Like most myths, this one is based on a kernel of truth. Bach was not famous in his own time, certainly not an international superstar like Handel. Mendelssohn did organize a performance of the St. Matthew Passion, and that concert did much to popularize Bach. But it would be inaccurate to call Bach "forgotten" up to 1829, and Mendelssohn is not solely responsible for launching Bach's posthumous career. Though the myth of Mendelssohn "discovering" Bach might lead one to imagine him as a musical Indiana Jones stumbling across a dusty manuscript, eyes widening as he gradually realizes its brilliance, that just wasn't the case.
Instead of marking the beginning of the Bach revival, Mendelssohn's performance was part of a larger Bach appreciation movement that was already underway. The first biography of Bach was published in 1802 by Johann Nikolaus Forkel. Beethoven himself proclaimed that Bach (German for "brook") should have been named Meer ("sea") because his music was so great. Not bad for someone whose existence was allegedly unknown at that point!
As Christoph Wolff pointed out in 2004, Bach's music continued to circulate among two different groups: professional musicians (including Haydn, Mozart, and Beethoven) and middle-class intellectuals. In the late eighteenth and nineteenth century, people with enough education and leisure time to do so liked to gather together in people's homes to discuss various smart topics; these gatherings were known as "salons." (We associate that word with hairdressers today because they were once seen to fulfill the same role in society: a place where people discuss the goings-on of the world.) Wolff's essay focuses on the salon of Sara Levy, which attracted people who were interested in old music at a time when newly composed music dominated the concert halls.
Sara Levy was Mendelssohn's great-aunt, so he came to know Bach by virtue of being born into a well-connected, intellectually active family. As a musician, he also knew of Bach through his composition studies with Carl Friedrich Zelter. Bach's music was revered, but it wasn't often performed. Around the time Mendelssohn started his career, though, there was a shift in concert culture: People became more receptive to hearing live performances of music by dead composers, a trend that dominates classical music culture today.
The 1829 performance of the St. Matthew Passion is an important landmark in the afterlife of Bach's music. It was a major event that took a lot of coordinated effort on Mendelssohn's part, and it brought Bach's music to people who had not heard it performed in a concert setting before. But Bach's music hadn't disappeared before that point, so calling him "completely forgotten by history" is an exaggeration.
Thank you to Jeff Sposato and Angela Mace Christian for their feedback on this topic!
For more information on Sara Levy, check out "Silence from the Salon: In Search of Sara Levy" by Rebecca Cypess on The Avid Listener, another blog devoted to public musicology.

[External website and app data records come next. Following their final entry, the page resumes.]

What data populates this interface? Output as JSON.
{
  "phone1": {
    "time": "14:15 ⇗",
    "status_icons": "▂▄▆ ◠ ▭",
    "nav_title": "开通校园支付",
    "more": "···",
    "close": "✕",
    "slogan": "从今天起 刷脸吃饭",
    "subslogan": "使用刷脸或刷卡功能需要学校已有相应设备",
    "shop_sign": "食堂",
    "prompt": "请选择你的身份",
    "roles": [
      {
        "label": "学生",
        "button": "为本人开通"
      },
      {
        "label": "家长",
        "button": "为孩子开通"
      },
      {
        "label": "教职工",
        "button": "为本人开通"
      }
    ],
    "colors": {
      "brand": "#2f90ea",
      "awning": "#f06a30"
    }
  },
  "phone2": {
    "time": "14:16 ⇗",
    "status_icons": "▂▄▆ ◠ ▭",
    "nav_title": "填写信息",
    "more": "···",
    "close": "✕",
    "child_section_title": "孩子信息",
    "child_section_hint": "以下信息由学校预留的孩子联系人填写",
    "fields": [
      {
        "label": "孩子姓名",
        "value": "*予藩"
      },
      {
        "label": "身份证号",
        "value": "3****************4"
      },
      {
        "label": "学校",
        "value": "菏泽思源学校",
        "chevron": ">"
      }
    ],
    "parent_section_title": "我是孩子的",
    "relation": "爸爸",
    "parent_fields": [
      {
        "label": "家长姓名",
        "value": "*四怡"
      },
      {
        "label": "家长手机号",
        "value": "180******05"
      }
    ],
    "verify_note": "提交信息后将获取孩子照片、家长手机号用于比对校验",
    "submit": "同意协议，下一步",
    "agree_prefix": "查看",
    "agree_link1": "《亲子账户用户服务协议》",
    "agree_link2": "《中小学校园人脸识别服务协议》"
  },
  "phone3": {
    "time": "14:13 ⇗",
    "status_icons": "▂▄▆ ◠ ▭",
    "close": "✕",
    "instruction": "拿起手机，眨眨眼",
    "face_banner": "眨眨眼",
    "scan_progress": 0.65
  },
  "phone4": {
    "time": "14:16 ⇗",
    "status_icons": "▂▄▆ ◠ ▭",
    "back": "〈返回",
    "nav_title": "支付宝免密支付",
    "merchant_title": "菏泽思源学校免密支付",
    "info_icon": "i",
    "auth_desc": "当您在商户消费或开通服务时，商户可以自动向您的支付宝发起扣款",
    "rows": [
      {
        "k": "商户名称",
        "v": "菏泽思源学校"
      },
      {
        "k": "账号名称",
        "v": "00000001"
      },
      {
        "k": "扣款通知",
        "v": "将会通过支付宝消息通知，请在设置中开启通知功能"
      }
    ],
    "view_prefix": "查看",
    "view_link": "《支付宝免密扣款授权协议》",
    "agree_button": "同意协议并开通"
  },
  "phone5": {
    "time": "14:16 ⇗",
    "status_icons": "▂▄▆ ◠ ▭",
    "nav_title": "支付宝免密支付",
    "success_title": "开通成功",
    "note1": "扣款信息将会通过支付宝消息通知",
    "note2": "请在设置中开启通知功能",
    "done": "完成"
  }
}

"Bach would’ve been completely forgotten by history without this document" by Rob Weinberg on Classic FM
"A Bach Cult in Late-Eighteenth Century Berlin: Sara Levy's Musical Salon" by Christoph Wolff in the Bulletin of the American Academy of Arts and Sciences